May 16, 2023

OpenAI CEO Sam Altman said that AI will "address some of humanity's biggest challenges, like climate change and curing cancer," but admitted he was "anxious" about how it could change the way we live.

OpenAI Ceo Sam Altman raising right hand before testifying to US Congress
OpenAI Ceo Sam Altman testified to US Congress, discussing regulatory models for AIImage: Elizabeth Frantz/REUTERS

Sam Altman, chief executive of the OpenAI firm that developed ChatGPT, called for state regulation of artificial intelligence in Tuesday testimony to US Congress.

ChatGPT is a chatbot tool that answers questions with human-like responses.

OpenAI was founded by Altman in 2015. It has developed other AI products, including the image-maker DALL-E.

Altman's testimony comes a week after two European parliamentary committees voted in favor of draft legislation that aims to set up rules around AI.

What did Sam Altman say?

"As this technology advances, we understand that people are anxious about how it could change the way we live. We are too," Altman said.

"OpenAI was founded on the belief that artificial intelligence has the potential to improve nearly every aspect of our lives, but also that it creates serious risks," Altman told a Senate judiciary subcommittee hearing.

 Altman said that he believed that generative AI will one day "address some of humanity's biggest challenges, like climate change and curing cancer."

How much energy does it take to run ChatGPT?

"We think that regulatory intervention by governments will be critical to mitigate the risks of increasingly powerful models," he said.

Altman proposed regulations that would include a combination of licensing and testing requirements before AI models are released. He also suggested labelling and an increase in global coordination.

 "I think the US should lead here and do things first, but to be effective we do need something global," he said.

Altman argued that a new regulatory agency should impose safeguards that would block AI models that could "self-replicate and self-exfiltrate into the wild."

Congress raises concerns around AI misuse

Subcommittee chairman Richard Blumenthal opened the session by playing a recording of an AI version of himself reading out a text created by ChatGPT.

Blumenthal said that artificial intelligence technologies "are more than just research experiments."

"They are no longer fantasies of science fiction, they are real and present," he said.

"What if I had asked it, and what if it had provided, an endorsement of Ukraine surrendering or (Russian President) Vladimir Putin's leadership?" the lawmaker asked.

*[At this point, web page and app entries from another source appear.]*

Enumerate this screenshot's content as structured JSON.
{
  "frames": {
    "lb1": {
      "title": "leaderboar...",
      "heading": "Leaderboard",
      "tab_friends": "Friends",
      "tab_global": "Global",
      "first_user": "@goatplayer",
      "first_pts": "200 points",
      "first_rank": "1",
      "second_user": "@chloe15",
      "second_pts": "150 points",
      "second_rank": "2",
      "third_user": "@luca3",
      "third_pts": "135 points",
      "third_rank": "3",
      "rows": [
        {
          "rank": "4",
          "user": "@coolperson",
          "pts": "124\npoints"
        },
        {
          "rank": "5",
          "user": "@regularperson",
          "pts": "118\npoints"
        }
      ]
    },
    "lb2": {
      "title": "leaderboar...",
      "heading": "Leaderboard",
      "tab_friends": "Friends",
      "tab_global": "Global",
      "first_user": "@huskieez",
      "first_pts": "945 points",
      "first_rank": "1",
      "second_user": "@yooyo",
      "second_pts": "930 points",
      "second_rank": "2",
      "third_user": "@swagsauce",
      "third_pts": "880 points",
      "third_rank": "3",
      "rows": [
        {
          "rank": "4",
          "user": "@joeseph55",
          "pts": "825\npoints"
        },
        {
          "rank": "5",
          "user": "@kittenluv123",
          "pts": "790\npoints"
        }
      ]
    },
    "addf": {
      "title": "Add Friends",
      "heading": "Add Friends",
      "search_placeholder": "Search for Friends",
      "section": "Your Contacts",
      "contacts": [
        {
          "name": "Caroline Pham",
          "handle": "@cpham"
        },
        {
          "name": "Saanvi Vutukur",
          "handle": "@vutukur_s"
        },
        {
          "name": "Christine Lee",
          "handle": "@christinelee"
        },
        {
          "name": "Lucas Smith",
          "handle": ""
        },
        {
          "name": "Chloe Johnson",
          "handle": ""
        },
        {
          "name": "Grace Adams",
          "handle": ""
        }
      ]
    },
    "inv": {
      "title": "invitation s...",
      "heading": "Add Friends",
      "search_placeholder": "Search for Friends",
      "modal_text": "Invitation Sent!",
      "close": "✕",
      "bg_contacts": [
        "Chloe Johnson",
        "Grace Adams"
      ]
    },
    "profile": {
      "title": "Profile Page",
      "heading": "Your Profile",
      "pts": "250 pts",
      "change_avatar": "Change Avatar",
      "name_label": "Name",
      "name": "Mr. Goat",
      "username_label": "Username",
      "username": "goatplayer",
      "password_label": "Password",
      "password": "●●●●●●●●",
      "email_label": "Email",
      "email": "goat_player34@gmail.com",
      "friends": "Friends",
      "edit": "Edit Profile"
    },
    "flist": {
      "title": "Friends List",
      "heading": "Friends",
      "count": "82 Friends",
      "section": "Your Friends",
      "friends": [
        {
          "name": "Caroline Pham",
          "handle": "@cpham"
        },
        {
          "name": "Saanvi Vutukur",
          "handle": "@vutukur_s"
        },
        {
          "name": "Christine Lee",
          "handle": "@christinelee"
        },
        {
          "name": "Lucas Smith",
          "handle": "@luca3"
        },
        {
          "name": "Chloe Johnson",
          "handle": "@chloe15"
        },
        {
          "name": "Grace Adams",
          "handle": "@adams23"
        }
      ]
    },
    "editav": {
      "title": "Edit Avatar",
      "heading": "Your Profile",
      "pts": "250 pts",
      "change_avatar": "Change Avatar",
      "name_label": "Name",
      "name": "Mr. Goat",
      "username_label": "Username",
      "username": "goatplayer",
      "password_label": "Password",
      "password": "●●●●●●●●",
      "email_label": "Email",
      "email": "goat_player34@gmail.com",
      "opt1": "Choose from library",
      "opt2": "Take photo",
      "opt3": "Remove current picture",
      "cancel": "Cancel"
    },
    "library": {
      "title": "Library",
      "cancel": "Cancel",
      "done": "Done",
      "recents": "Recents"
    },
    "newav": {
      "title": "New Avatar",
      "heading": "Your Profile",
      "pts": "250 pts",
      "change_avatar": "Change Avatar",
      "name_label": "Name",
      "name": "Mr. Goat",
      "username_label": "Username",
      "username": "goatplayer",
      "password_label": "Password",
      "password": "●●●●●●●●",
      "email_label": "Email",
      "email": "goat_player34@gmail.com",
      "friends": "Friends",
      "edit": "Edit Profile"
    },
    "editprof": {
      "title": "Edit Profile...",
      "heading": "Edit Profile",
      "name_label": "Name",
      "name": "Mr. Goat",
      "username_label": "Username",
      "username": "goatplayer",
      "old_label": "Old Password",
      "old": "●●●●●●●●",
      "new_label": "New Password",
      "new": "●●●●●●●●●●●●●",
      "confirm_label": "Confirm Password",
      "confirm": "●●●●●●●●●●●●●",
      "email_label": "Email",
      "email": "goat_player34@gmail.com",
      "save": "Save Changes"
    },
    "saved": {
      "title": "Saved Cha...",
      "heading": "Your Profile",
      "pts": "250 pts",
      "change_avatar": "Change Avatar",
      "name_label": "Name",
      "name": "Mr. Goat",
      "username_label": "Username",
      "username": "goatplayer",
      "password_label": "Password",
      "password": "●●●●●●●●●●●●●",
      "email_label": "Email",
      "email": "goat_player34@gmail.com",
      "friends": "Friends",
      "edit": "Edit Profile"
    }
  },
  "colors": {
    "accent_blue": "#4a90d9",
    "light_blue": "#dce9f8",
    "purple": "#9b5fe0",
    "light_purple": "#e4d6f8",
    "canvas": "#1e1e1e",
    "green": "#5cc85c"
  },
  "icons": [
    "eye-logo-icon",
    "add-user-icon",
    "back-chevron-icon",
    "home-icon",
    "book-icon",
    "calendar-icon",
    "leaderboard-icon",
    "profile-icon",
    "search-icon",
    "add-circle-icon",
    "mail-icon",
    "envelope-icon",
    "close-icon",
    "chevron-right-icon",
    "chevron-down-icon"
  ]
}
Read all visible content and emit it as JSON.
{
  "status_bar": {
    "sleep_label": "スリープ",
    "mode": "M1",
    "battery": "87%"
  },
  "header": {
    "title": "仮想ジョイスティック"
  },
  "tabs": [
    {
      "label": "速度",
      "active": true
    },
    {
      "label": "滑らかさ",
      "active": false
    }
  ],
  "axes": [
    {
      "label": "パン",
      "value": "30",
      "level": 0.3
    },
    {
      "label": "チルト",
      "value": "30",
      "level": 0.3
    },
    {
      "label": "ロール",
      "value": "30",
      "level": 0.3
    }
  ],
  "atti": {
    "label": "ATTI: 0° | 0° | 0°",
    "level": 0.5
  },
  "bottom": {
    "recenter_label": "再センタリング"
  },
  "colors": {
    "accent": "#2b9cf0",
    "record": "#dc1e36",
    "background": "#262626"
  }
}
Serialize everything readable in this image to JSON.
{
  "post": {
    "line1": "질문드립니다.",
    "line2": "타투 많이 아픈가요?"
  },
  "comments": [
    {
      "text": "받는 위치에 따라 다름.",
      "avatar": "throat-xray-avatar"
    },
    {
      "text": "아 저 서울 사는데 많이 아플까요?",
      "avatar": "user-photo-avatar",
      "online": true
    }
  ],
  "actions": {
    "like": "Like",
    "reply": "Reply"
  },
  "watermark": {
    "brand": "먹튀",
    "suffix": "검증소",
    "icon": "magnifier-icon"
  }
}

Blumenthal proposed that AI firms be obliged to disclose known risks before releasing new systems.

The lawmaker also expressed concerns on how AI could disrupt the job market.

sdi/jcg (AFP, AP)